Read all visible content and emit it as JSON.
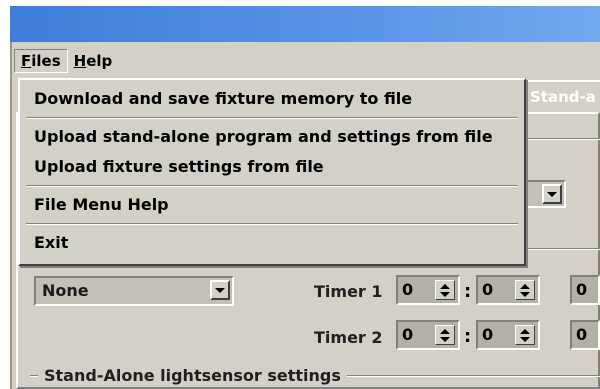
{
  "menubar": {
    "files": {
      "mnemonic": "F",
      "rest": "iles"
    },
    "help": {
      "mnemonic": "H",
      "rest": "elp"
    }
  },
  "tab_fragment": "Stand-a",
  "files_menu": [
    {
      "label": "Download and save fixture memory to file"
    },
    {
      "label": "Upload stand-alone program and settings from file"
    },
    {
      "label": "Upload fixture settings from file"
    },
    {
      "label": "File Menu Help"
    },
    {
      "label": "Exit"
    }
  ],
  "mode_select": {
    "value": "None"
  },
  "timer1": {
    "label": "Timer 1",
    "a": "0",
    "b": "0",
    "c": "0"
  },
  "timer2": {
    "label": "Timer 2",
    "a": "0",
    "b": "0",
    "c": "0"
  },
  "timer_separator": ":",
  "lightsensor_group": {
    "legend": "Stand-Alone lightsensor settings"
  }
}
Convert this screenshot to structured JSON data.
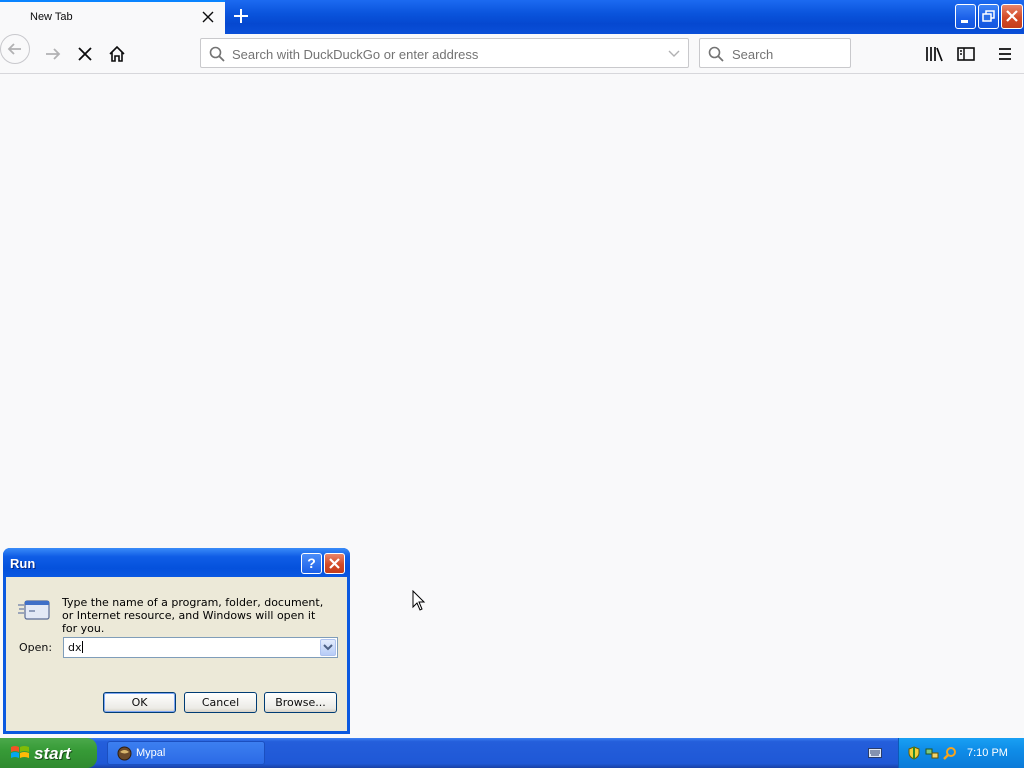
{
  "browser": {
    "tab": {
      "title": "New Tab"
    },
    "urlbar": {
      "placeholder": "Search with DuckDuckGo or enter address"
    },
    "searchbar": {
      "placeholder": "Search"
    }
  },
  "run_dialog": {
    "title": "Run",
    "help_label": "?",
    "description": "Type the name of a program, folder, document, or Internet resource, and Windows will open it for you.",
    "open_label": "Open:",
    "open_value": "dx",
    "buttons": {
      "ok": "OK",
      "cancel": "Cancel",
      "browse": "Browse..."
    }
  },
  "taskbar": {
    "start_label": "start",
    "tasks": [
      {
        "label": "Mypal",
        "icon": "mypal-icon"
      }
    ],
    "clock": "7:10 PM",
    "tray_icons": [
      "security-shield-icon",
      "network-icon",
      "search-icon"
    ]
  },
  "colors": {
    "xp_blue": "#0a54dc",
    "start_green": "#379b37",
    "firefox_accent": "#0a84ff",
    "dialog_face": "#ece9d8"
  }
}
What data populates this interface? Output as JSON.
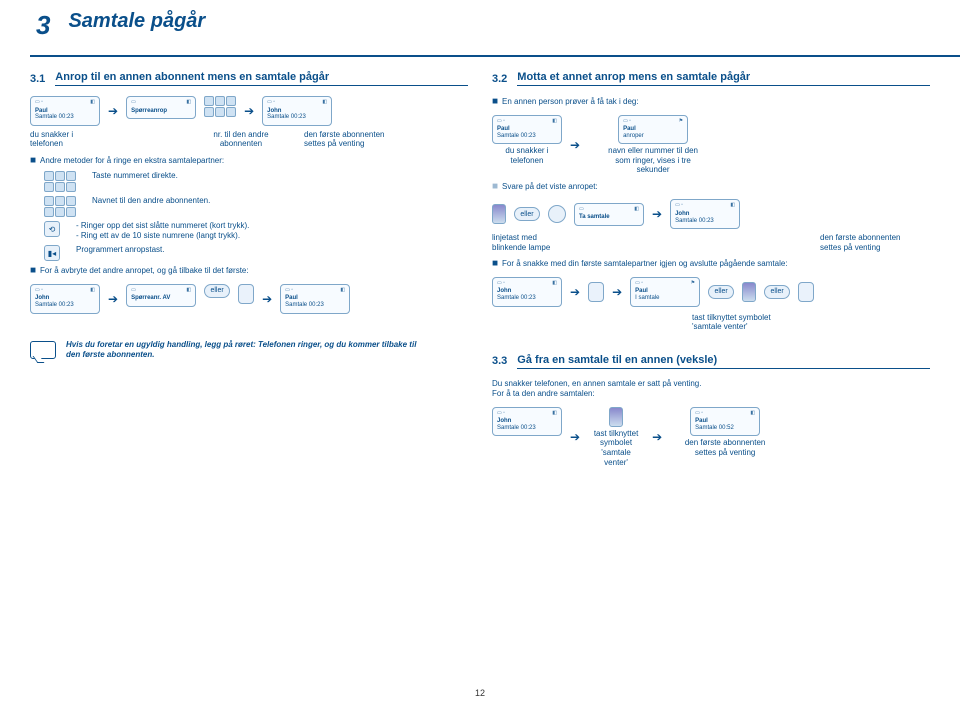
{
  "chapter": {
    "number": "3",
    "title": "Samtale pågår"
  },
  "left": {
    "sec31": {
      "num": "3.1",
      "title": "Anrop til en annen abonnent mens en samtale pågår"
    },
    "screen1": {
      "name": "Paul",
      "status": "Samtale 00:23"
    },
    "screen2": {
      "title": "Spørreanrop"
    },
    "screen3": {
      "name": "John",
      "status": "Samtale 00:23"
    },
    "cap_left": "du snakker i\ntelefonen",
    "cap_mid": "nr. til den andre\nabonnenten",
    "cap_right": "den første abonnenten\nsettes på venting",
    "andre": "Andre metoder for å ringe en ekstra samtalepartner:",
    "taste": "Taste nummeret direkte.",
    "navnet": "Navnet til den andre abonnenten.",
    "ringer_lines": "- Ringer opp det sist slåtte nummeret (kort trykk).\n- Ring ett av de 10 siste numrene (langt trykk).",
    "prog": "Programmert anropstast.",
    "avbryte": "For å avbryte det andre anropet, og gå tilbake til det første:",
    "screen4": {
      "name": "John",
      "status": "Samtale 00:23"
    },
    "screen5": {
      "title": "Spørreanr. AV"
    },
    "ell": "eller",
    "screen6": {
      "name": "Paul",
      "status": "Samtale 00:23"
    },
    "warn": "Hvis du foretar en ugyldig handling, legg på røret: Telefonen ringer, og du kommer tilbake til den første abonnenten."
  },
  "right": {
    "sec32": {
      "num": "3.2",
      "title": "Motta et annet anrop mens en samtale pågår"
    },
    "intro": "En annen person prøver å få tak i deg:",
    "screenA": {
      "name": "Paul",
      "status": "Samtale 00:23"
    },
    "screenB": {
      "name": "Paul",
      "status": "anroper"
    },
    "capA": "du snakker i\ntelefonen",
    "capB": "navn eller nummer til den\nsom ringer, vises i tre\nsekunder",
    "svare": "Svare på det viste anropet:",
    "ell": "eller",
    "screenC": {
      "title": "Ta samtale"
    },
    "screenD": {
      "name": "John",
      "status": "Samtale 00:23"
    },
    "capLamp": "linjetast med\nblinkende lampe",
    "capD": "den første abonnenten\nsettes på venting",
    "snakke": "For å snakke med din første samtalepartner igjen og avslutte pågående samtale:",
    "screenE": {
      "name": "John",
      "status": "Samtale 00:23"
    },
    "screenF": {
      "name": "Paul",
      "status": "I samtale"
    },
    "capF": "tast tilknyttet symbolet\n'samtale venter'",
    "sec33": {
      "num": "3.3",
      "title": "Gå fra en samtale til en annen (veksle)"
    },
    "line33a": "Du snakker telefonen, en annen samtale er satt på venting.",
    "line33b": "For å ta den andre samtalen:",
    "screenG": {
      "name": "John",
      "status": "Samtale 00:23"
    },
    "screenH": {
      "name": "Paul",
      "status": "Samtale 00:52"
    },
    "capG": "tast tilknyttet\nsymbolet\n'samtale\nventer'",
    "capH": "den første abonnenten\nsettes på venting"
  },
  "footer": {
    "page": "12"
  }
}
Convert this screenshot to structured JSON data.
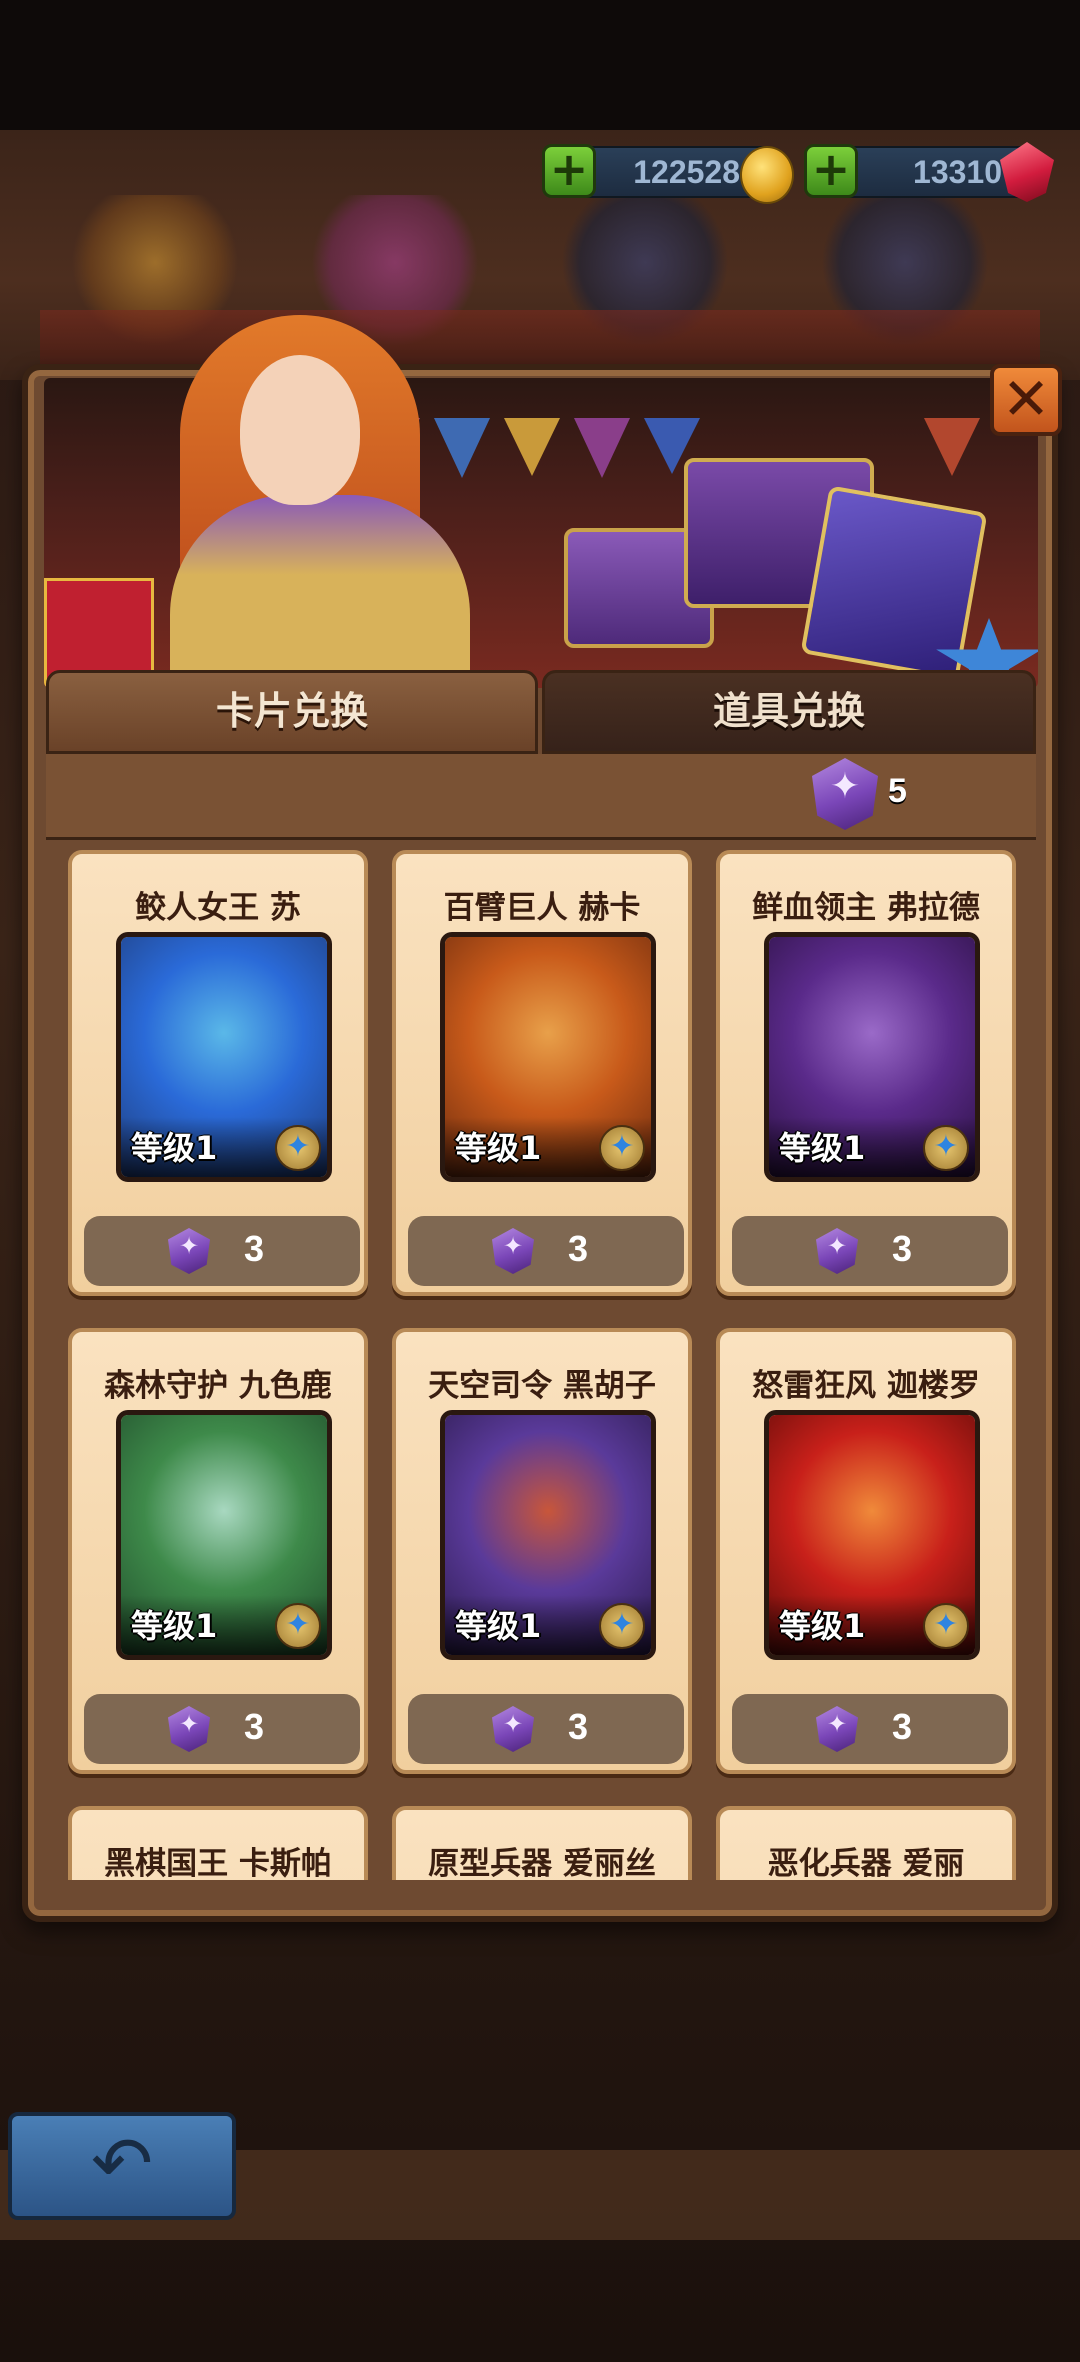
{
  "currencies": [
    {
      "name": "gold",
      "amount": "122528",
      "icon": "coin-icon"
    },
    {
      "name": "gems",
      "amount": "13310",
      "icon": "gem-icon"
    }
  ],
  "tabs": [
    {
      "label": "卡片兑换",
      "active": true
    },
    {
      "label": "道具兑换",
      "active": false
    }
  ],
  "balance": {
    "count": "5",
    "icon": "exchange-token-icon"
  },
  "cards": [
    {
      "name": "鲛人女王 苏",
      "level": "等级1",
      "price": "3",
      "colors": [
        "#2a6ad8",
        "#5ab8e8",
        "#1f3c7a"
      ]
    },
    {
      "name": "百臂巨人 赫卡",
      "level": "等级1",
      "price": "3",
      "colors": [
        "#c85a1a",
        "#e8a04a",
        "#6a2a0e"
      ]
    },
    {
      "name": "鲜血领主 弗拉德",
      "level": "等级1",
      "price": "3",
      "colors": [
        "#5a2a8a",
        "#9a6ac8",
        "#2a1040"
      ]
    },
    {
      "name": "森林守护 九色鹿",
      "level": "等级1",
      "price": "3",
      "colors": [
        "#3e8a4a",
        "#a8d8c0",
        "#1f4a2a"
      ]
    },
    {
      "name": "天空司令 黑胡子",
      "level": "等级1",
      "price": "3",
      "colors": [
        "#5a3a9a",
        "#c8563a",
        "#2a1a4a"
      ]
    },
    {
      "name": "怒雷狂风 迦楼罗",
      "level": "等级1",
      "price": "3",
      "colors": [
        "#c8201a",
        "#f08a3a",
        "#5a0a08"
      ]
    },
    {
      "name": "黑棋国王 卡斯帕",
      "level": "",
      "price": "",
      "colors": [
        "#3a3a5a",
        "#6a6a8a",
        "#1a1a2a"
      ]
    },
    {
      "name": "原型兵器 爱丽丝",
      "level": "",
      "price": "",
      "colors": [
        "#3a3a5a",
        "#6a6a8a",
        "#1a1a2a"
      ]
    },
    {
      "name": "恶化兵器 爱丽",
      "level": "",
      "price": "",
      "colors": [
        "#3a3a5a",
        "#6a6a8a",
        "#1a1a2a"
      ]
    }
  ],
  "close_button": {
    "glyph": "✕"
  },
  "back_button": {
    "glyph": "↶"
  },
  "colors": {
    "accent_orange": "#e06a24",
    "panel_brown": "#6e4a31",
    "card_cream": "#fae2c0",
    "token_purple": "#7a46b8"
  }
}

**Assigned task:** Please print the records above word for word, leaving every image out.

**Response to this task:**
Read all visible content and emit it as JSON.
{
  "menubar": {
    "files": {
      "mnemonic": "F",
      "rest": "iles"
    },
    "help": {
      "mnemonic": "H",
      "rest": "elp"
    }
  },
  "tab_fragment": "Stand-a",
  "files_menu": [
    {
      "label": "Download and save fixture memory to file"
    },
    {
      "label": "Upload stand-alone program and settings from file"
    },
    {
      "label": "Upload fixture settings from file"
    },
    {
      "label": "File Menu Help"
    },
    {
      "label": "Exit"
    }
  ],
  "mode_select": {
    "value": "None"
  },
  "timer1": {
    "label": "Timer 1",
    "a": "0",
    "b": "0",
    "c": "0"
  },
  "timer2": {
    "label": "Timer 2",
    "a": "0",
    "b": "0",
    "c": "0"
  },
  "timer_separator": ":",
  "lightsensor_group": {
    "legend": "Stand-Alone lightsensor settings"
  }
}
Convert this screenshot to structured JSON data.
{
  "browser": {
    "tab": {
      "title": "New Tab"
    },
    "urlbar": {
      "placeholder": "Search with DuckDuckGo or enter address"
    },
    "searchbar": {
      "placeholder": "Search"
    }
  },
  "run_dialog": {
    "title": "Run",
    "help_label": "?",
    "description": "Type the name of a program, folder, document, or Internet resource, and Windows will open it for you.",
    "open_label": "Open:",
    "open_value": "dx",
    "buttons": {
      "ok": "OK",
      "cancel": "Cancel",
      "browse": "Browse..."
    }
  },
  "taskbar": {
    "start_label": "start",
    "tasks": [
      {
        "label": "Mypal",
        "icon": "mypal-icon"
      }
    ],
    "clock": "7:10 PM",
    "tray_icons": [
      "security-shield-icon",
      "network-icon",
      "search-icon"
    ]
  },
  "colors": {
    "xp_blue": "#0a54dc",
    "start_green": "#379b37",
    "firefox_accent": "#0a84ff",
    "dialog_face": "#ece9d8"
  }
}
What data populates this interface? Output as JSON.
{
  "chapter": {
    "number": "3",
    "title": "Samtale pågår"
  },
  "left": {
    "sec31": {
      "num": "3.1",
      "title": "Anrop til en annen abonnent mens en samtale pågår"
    },
    "screen1": {
      "name": "Paul",
      "status": "Samtale 00:23"
    },
    "screen2": {
      "title": "Spørreanrop"
    },
    "screen3": {
      "name": "John",
      "status": "Samtale 00:23"
    },
    "cap_left": "du snakker i\ntelefonen",
    "cap_mid": "nr. til den andre\nabonnenten",
    "cap_right": "den første abonnenten\nsettes på venting",
    "andre": "Andre metoder for å ringe en ekstra samtalepartner:",
    "taste": "Taste nummeret direkte.",
    "navnet": "Navnet til den andre abonnenten.",
    "ringer_lines": "- Ringer opp det sist slåtte nummeret (kort trykk).\n- Ring ett av de 10 siste numrene (langt trykk).",
    "prog": "Programmert anropstast.",
    "avbryte": "For å avbryte det andre anropet, og gå tilbake til det første:",
    "screen4": {
      "name": "John",
      "status": "Samtale 00:23"
    },
    "screen5": {
      "title": "Spørreanr. AV"
    },
    "ell": "eller",
    "screen6": {
      "name": "Paul",
      "status": "Samtale 00:23"
    },
    "warn": "Hvis du foretar en ugyldig handling, legg på røret: Telefonen ringer, og du kommer tilbake til den første abonnenten."
  },
  "right": {
    "sec32": {
      "num": "3.2",
      "title": "Motta et annet anrop mens en samtale pågår"
    },
    "intro": "En annen person prøver å få tak i deg:",
    "screenA": {
      "name": "Paul",
      "status": "Samtale 00:23"
    },
    "screenB": {
      "name": "Paul",
      "status": "anroper"
    },
    "capA": "du snakker i\ntelefonen",
    "capB": "navn eller nummer til den\nsom ringer, vises i tre\nsekunder",
    "svare": "Svare på det viste anropet:",
    "ell": "eller",
    "screenC": {
      "title": "Ta samtale"
    },
    "screenD": {
      "name": "John",
      "status": "Samtale 00:23"
    },
    "capLamp": "linjetast med\nblinkende lampe",
    "capD": "den første abonnenten\nsettes på venting",
    "snakke": "For å snakke med din første samtalepartner igjen og avslutte pågående samtale:",
    "screenE": {
      "name": "John",
      "status": "Samtale 00:23"
    },
    "screenF": {
      "name": "Paul",
      "status": "I samtale"
    },
    "capF": "tast tilknyttet symbolet\n'samtale venter'",
    "sec33": {
      "num": "3.3",
      "title": "Gå fra en samtale til en annen (veksle)"
    },
    "line33a": "Du snakker telefonen, en annen samtale er satt på venting.",
    "line33b": "For å ta den andre samtalen:",
    "screenG": {
      "name": "John",
      "status": "Samtale 00:23"
    },
    "screenH": {
      "name": "Paul",
      "status": "Samtale 00:52"
    },
    "capG": "tast tilknyttet\nsymbolet\n'samtale\nventer'",
    "capH": "den første abonnenten\nsettes på venting"
  },
  "footer": {
    "page": "12"
  }
}
Convert this screenshot to structured JSON data.
{
  "currencies": [
    {
      "name": "gold",
      "amount": "122528",
      "icon": "coin-icon"
    },
    {
      "name": "gems",
      "amount": "13310",
      "icon": "gem-icon"
    }
  ],
  "tabs": [
    {
      "label": "卡片兑换",
      "active": true
    },
    {
      "label": "道具兑换",
      "active": false
    }
  ],
  "balance": {
    "count": "5",
    "icon": "exchange-token-icon"
  },
  "cards": [
    {
      "name": "鲛人女王 苏",
      "level": "等级1",
      "price": "3",
      "colors": [
        "#2a6ad8",
        "#5ab8e8",
        "#1f3c7a"
      ]
    },
    {
      "name": "百臂巨人 赫卡",
      "level": "等级1",
      "price": "3",
      "colors": [
        "#c85a1a",
        "#e8a04a",
        "#6a2a0e"
      ]
    },
    {
      "name": "鲜血领主 弗拉德",
      "level": "等级1",
      "price": "3",
      "colors": [
        "#5a2a8a",
        "#9a6ac8",
        "#2a1040"
      ]
    },
    {
      "name": "森林守护 九色鹿",
      "level": "等级1",
      "price": "3",
      "colors": [
        "#3e8a4a",
        "#a8d8c0",
        "#1f4a2a"
      ]
    },
    {
      "name": "天空司令 黑胡子",
      "level": "等级1",
      "price": "3",
      "colors": [
        "#5a3a9a",
        "#c8563a",
        "#2a1a4a"
      ]
    },
    {
      "name": "怒雷狂风 迦楼罗",
      "level": "等级1",
      "price": "3",
      "colors": [
        "#c8201a",
        "#f08a3a",
        "#5a0a08"
      ]
    },
    {
      "name": "黑棋国王 卡斯帕",
      "level": "",
      "price": "",
      "colors": [
        "#3a3a5a",
        "#6a6a8a",
        "#1a1a2a"
      ]
    },
    {
      "name": "原型兵器 爱丽丝",
      "level": "",
      "price": "",
      "colors": [
        "#3a3a5a",
        "#6a6a8a",
        "#1a1a2a"
      ]
    },
    {
      "name": "恶化兵器 爱丽",
      "level": "",
      "price": "",
      "colors": [
        "#3a3a5a",
        "#6a6a8a",
        "#1a1a2a"
      ]
    }
  ],
  "close_button": {
    "glyph": "✕"
  },
  "back_button": {
    "glyph": "↶"
  },
  "colors": {
    "accent_orange": "#e06a24",
    "panel_brown": "#6e4a31",
    "card_cream": "#fae2c0",
    "token_purple": "#7a46b8"
  }
}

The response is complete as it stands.